- So they took the king, and brought him up to the king of Babylon to Riblah; and they gave judgment upon him.
- And they slew the sons of Zedekiah before his eyes, and put out the eyes of Zedekiah, and bound him with fetters of brass, and carried him to Babylon.
- And in the fifth month, on the seventh day of the month, which is the nineteenth year of king Nebuchadnezzar king of Babylon, came Nebuzar-adan, captain of the guard, a servant of the king of Babylon, unto Jerusalem:
- and he burnt the house of the LORD, and the king’s house, and all the houses of Jerusalem, and every great man’s house burnt he with fire.
- And all the army of the Chaldees, that were with the captain of the guard, brake down the walls of Jerusalem round about.
- Now the rest of the people that were left in the city, and the fugitives that fell away to the king of Babylon, with the remnant of the multitude, did Nebuzar-adan the captain of the guard carry away.
- But the captain of the guard left of the poor of the land to be vinedressers and husbandmen.
- And the pillars of brass that were in the house of the LORD, and the bases, and the brasen sea that was in the house of the LORD, did the Chaldees break in pieces, and carried the brass of them to Babylon.

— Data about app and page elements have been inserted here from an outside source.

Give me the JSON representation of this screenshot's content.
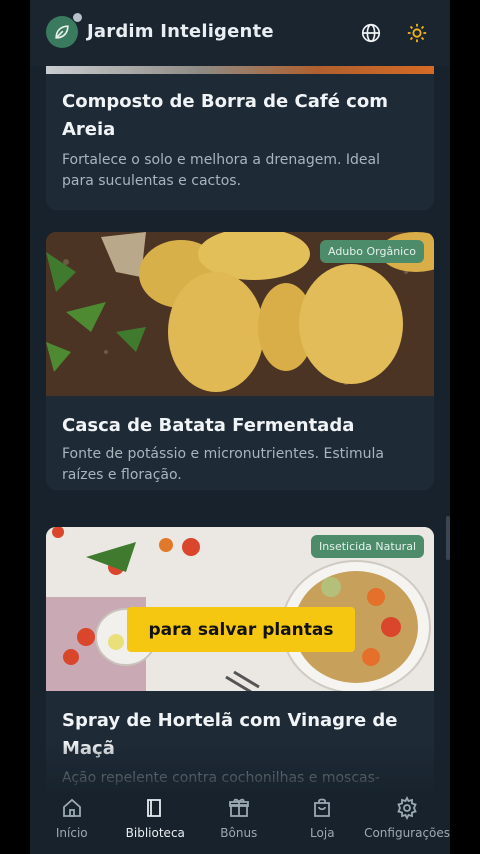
{
  "header": {
    "title": "Jardim Inteligente",
    "icons": [
      "leaf-icon",
      "globe-icon",
      "sun-icon"
    ]
  },
  "cards": [
    {
      "title": "Composto de Borra de Café com Areia",
      "description": "Fortalece o solo e melhora a drenagem. Ideal para suculentas e cactos."
    },
    {
      "badge": "Adubo Orgânico",
      "title": "Casca de Batata Fermentada",
      "description": "Fonte de potássio e micronutrientes. Estimula raízes e floração."
    },
    {
      "badge": "Inseticida Natural",
      "title": "Spray de Hortelã com Vinagre de Maçã",
      "description": "Ação repelente contra cochonilhas e moscas-"
    }
  ],
  "video_caption": "para salvar plantas",
  "nav": [
    {
      "label": "Início",
      "icon": "home-icon"
    },
    {
      "label": "Biblioteca",
      "icon": "book-icon"
    },
    {
      "label": "Bônus",
      "icon": "gift-icon"
    },
    {
      "label": "Loja",
      "icon": "shopping-bag-icon"
    },
    {
      "label": "Configurações",
      "icon": "gear-icon"
    }
  ],
  "colors": {
    "background": "#17222c",
    "card": "#1e2a36",
    "badge": "#4c8c6a",
    "caption": "#f6c710",
    "sun_icon": "#f2b318"
  }
}
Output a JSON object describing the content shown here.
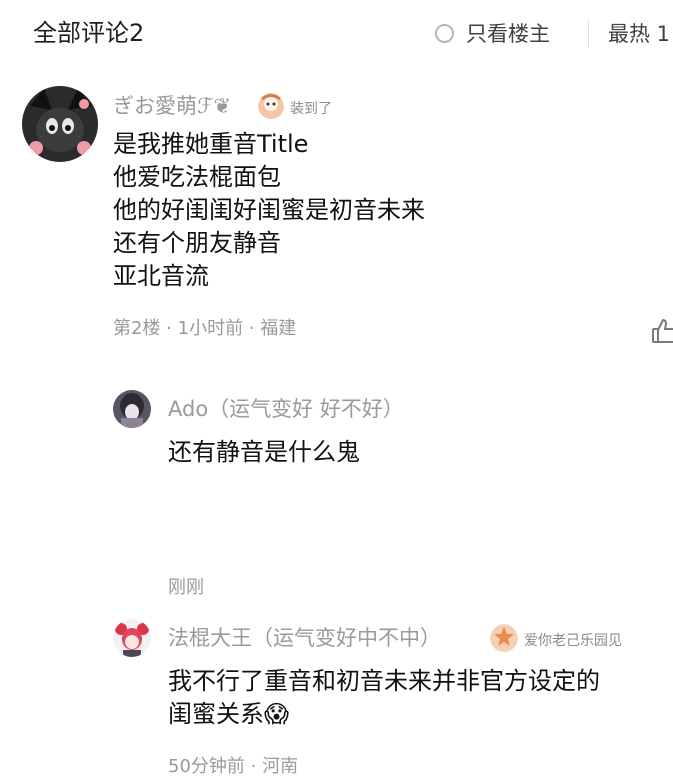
{
  "header": {
    "title": "全部评论2",
    "only_op_label": "只看楼主",
    "sort_label": "最热 1"
  },
  "comment": {
    "username": "ぎお愛萌ℱ❦",
    "badge_text": "装到了",
    "lines": "是我推她重音Title\n他爱吃法棍面包\n他的好闺闺好闺蜜是初音未来\n还有个朋友静音\n亚北音流",
    "meta": "第2楼 · 1小时前 · 福建",
    "replies": [
      {
        "username": "Ado（运气变好 好不好）",
        "text": "还有静音是什么鬼",
        "meta": "刚刚"
      },
      {
        "username": "法棍大王（运气变好中不中）",
        "badge_text": "爱你老己乐园见",
        "text": "我不行了重音和初音未来并非官方设定的\n闺蜜关系😱",
        "meta": "50分钟前 · 河南"
      }
    ]
  },
  "colors": {
    "text_primary": "#111111",
    "text_secondary": "#9a9a9a",
    "background": "#ffffff"
  }
}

- And the pots, and the shovels, and the snuffers, and the spoons, and all the vessels of brass wherewith they ministered, took they away.
- And the firepans, and the bowls, and such things as were of gold, in gold, and of silver, in silver, the captain of the guard took away.

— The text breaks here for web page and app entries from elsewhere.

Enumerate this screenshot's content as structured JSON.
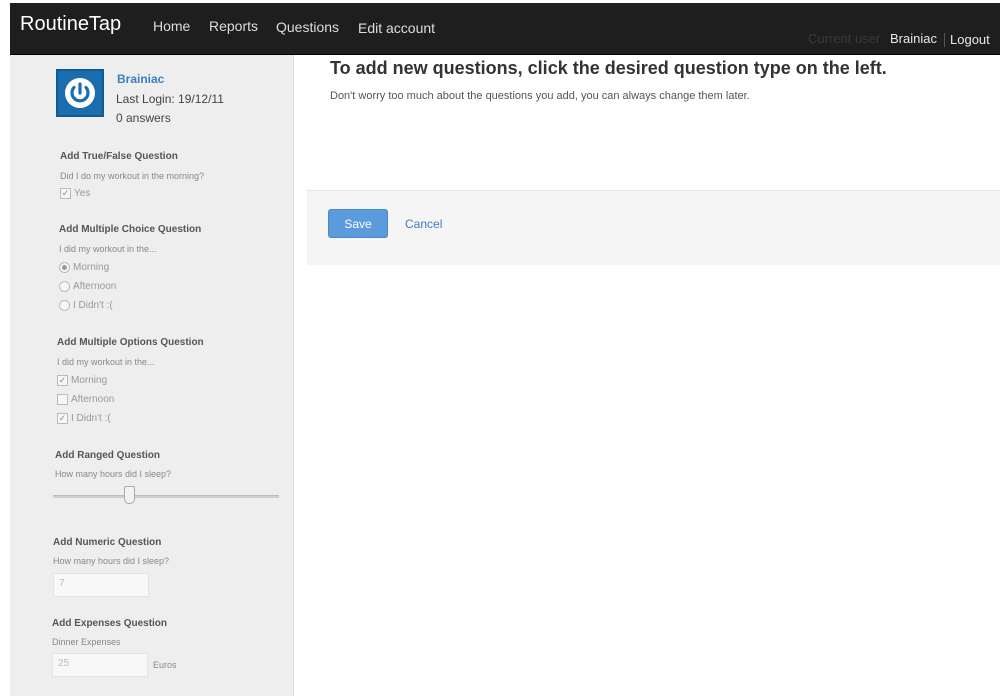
{
  "nav": {
    "brand": "RoutineTap",
    "links": [
      "Home",
      "Reports",
      "Questions",
      "Edit account"
    ],
    "current_user_label": "Current user",
    "user_name": "Brainiac",
    "logout": "Logout"
  },
  "profile": {
    "name": "Brainiac",
    "last_login": "Last Login: 19/12/11",
    "answers": "0 answers"
  },
  "sidebar": {
    "true_false": {
      "title": "Add True/False Question",
      "question": "Did I do my workout in the morning?",
      "option": "Yes"
    },
    "multiple_choice": {
      "title": "Add Multiple Choice Question",
      "question": "I did my workout in the...",
      "options": [
        "Morning",
        "Afternoon",
        "I Didn't :("
      ]
    },
    "multiple_options": {
      "title": "Add Multiple Options Question",
      "question": "I did my workout in the...",
      "options": [
        "Morning",
        "Afternoon",
        "I Didn't :("
      ]
    },
    "ranged": {
      "title": "Add Ranged Question",
      "question": "How many hours did I sleep?",
      "slider_value": 0.33
    },
    "numeric": {
      "title": "Add Numeric Question",
      "question": "How many hours did I sleep?",
      "value": "7"
    },
    "expenses": {
      "title": "Add Expenses Question",
      "question": "Dinner Expenses",
      "value": "25",
      "unit": "Euros"
    }
  },
  "main": {
    "heading": "To add new questions, click the desired question type on the left.",
    "subtext": "Don't worry too much about the questions you add, you can always change them later.",
    "save_label": "Save",
    "cancel_label": "Cancel"
  },
  "colors": {
    "navbar": "#1e1e1e",
    "accent": "#5b9bdc",
    "link": "#3b7fc4",
    "avatar": "#1a6eb0"
  }
}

- The two pillars, one sea, and the bases which Solomon had made for the house of the LORD; the brass of all these vessels was without weight.
- The height of the one pillar was eighteen cubits, and the chapiter upon it was brass: and the height of the chapiter three cubits; and the wreathen work, and pomegranates upon the chapiter round about, all of brass: and like unto these had the second pillar with wreathen work.

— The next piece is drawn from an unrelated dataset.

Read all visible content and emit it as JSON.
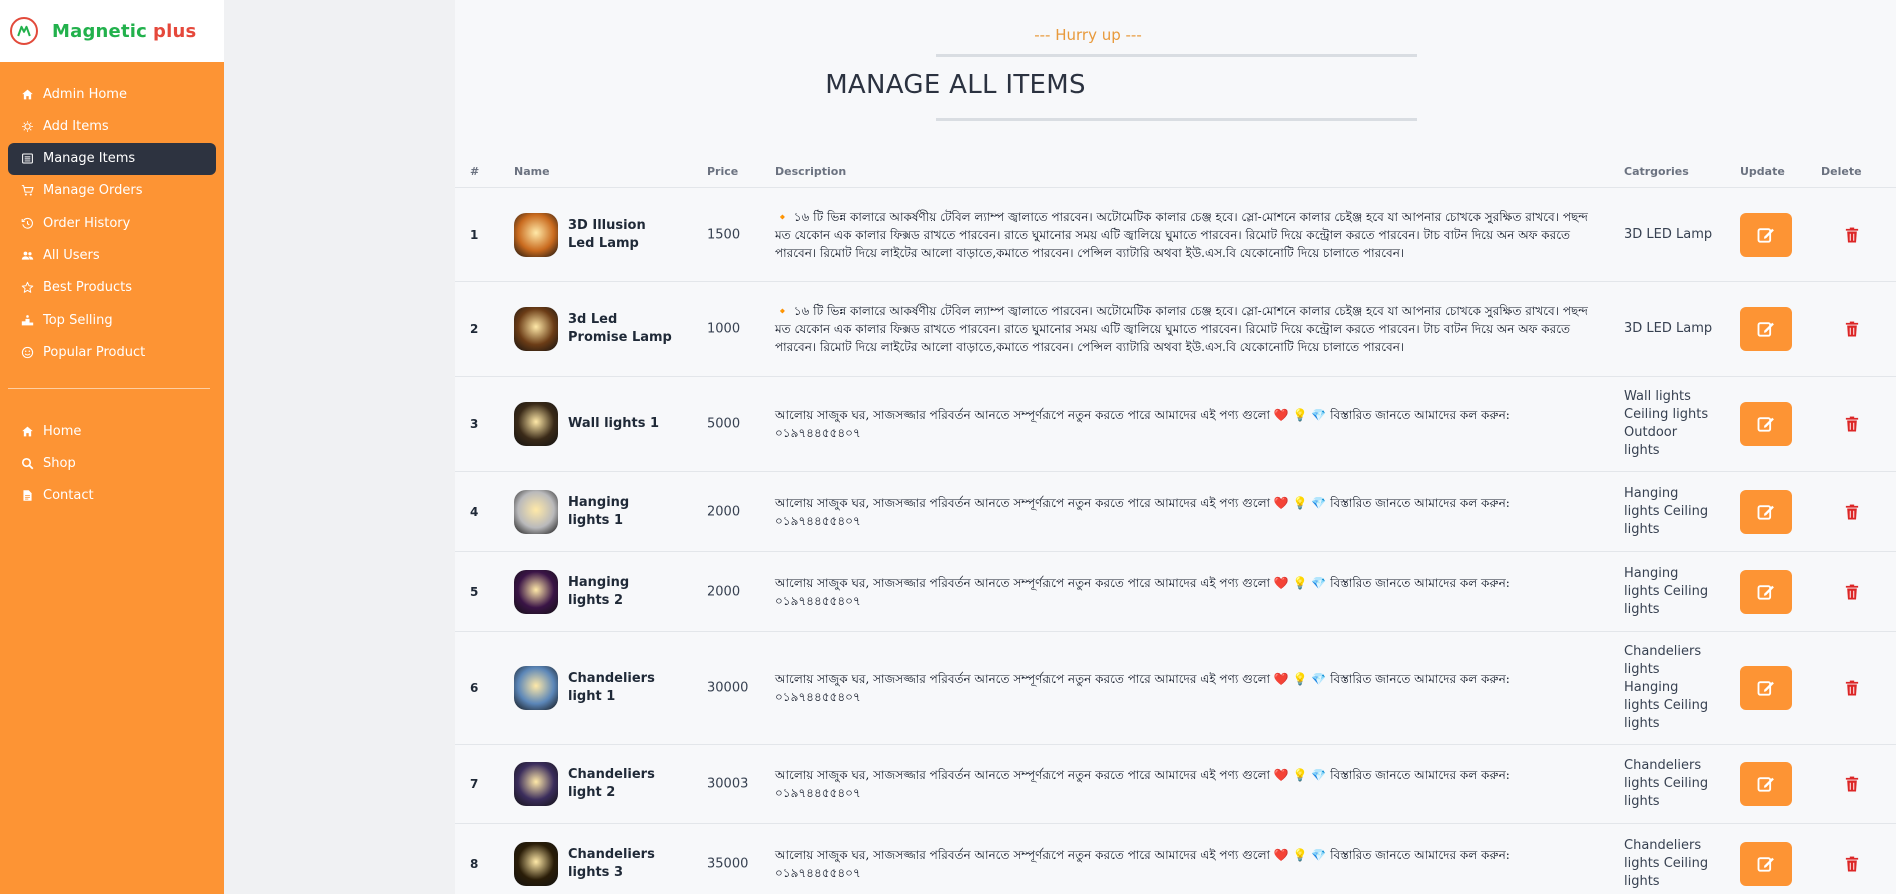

- And the captain of the guard took Seraiah the chief priest, and Zephaniah the second priest, and the three keepers of the door:
- and out of the city he took an officer that was set over the men of war, and five men of them that were in the king’s presence, which were found in the city, and the principal scribe of the host, which mustered the people of the land, and threescore men of the people of the land that were found in the city:
- and Nebuzar-adan captain of the guard took these, and brought them to the king of Babylon to Riblah:
- and the king of Babylon smote them, and slew them at Riblah in the land of Hamath. So Judah was carried away out of their land.
- And as for the people that remained in the land of Judah, whom Nebuchadnezzar king of Babylon had left, even over them he made Gedaliah the son of Ahikam, the son of Shaphan, ruler.
- And when all the captains of the armies, they and their men, heard that the king of Babylon had made Gedaliah governor, there came to Gedaliah to Mizpah, even Ishmael the son of Nethaniah, and Johanan the son of Careah, and Seraiah the son of Tanhumeth the Netophathite, and Jaazaniah the son of a Maachathite, they and their men.
- And Gedaliah sware to them, and to their men, and said unto them, Fear not to be the servants of the Chaldees: dwell in the land, and serve the king of Babylon; and it shall be well with you.
- But it came to pass in the seventh month, that Ishmael the son of Nethaniah, the son of Elishama, of the seed royal, came, and ten men with him, and smote Gedaliah, that he died, and the Jews and the Chaldees that were with him at Mizpah.
- And all the people, both small and great, and the captains of the armies, arose, and came to Egypt: for they were afraid of the Chaldees.
- And it came to pass in the seven and thirtieth year of the captivity of Jehoiachin king of Judah, in the twelfth month, on the seven and twentieth day of the month, that Evil-merodach king of Babylon in the year that he began to reign did lift up the head of Jehoiachin king of Judah out of prison;
- and he spake kindly to him, and set his throne above the throne of the kings that were with him in Babylon;
- and changed his prison garments: and he did eat bread continually before him all the days of his life.
- And his allowance was a continual allowance given him of the king, a daily rate for every day, all the days of his life.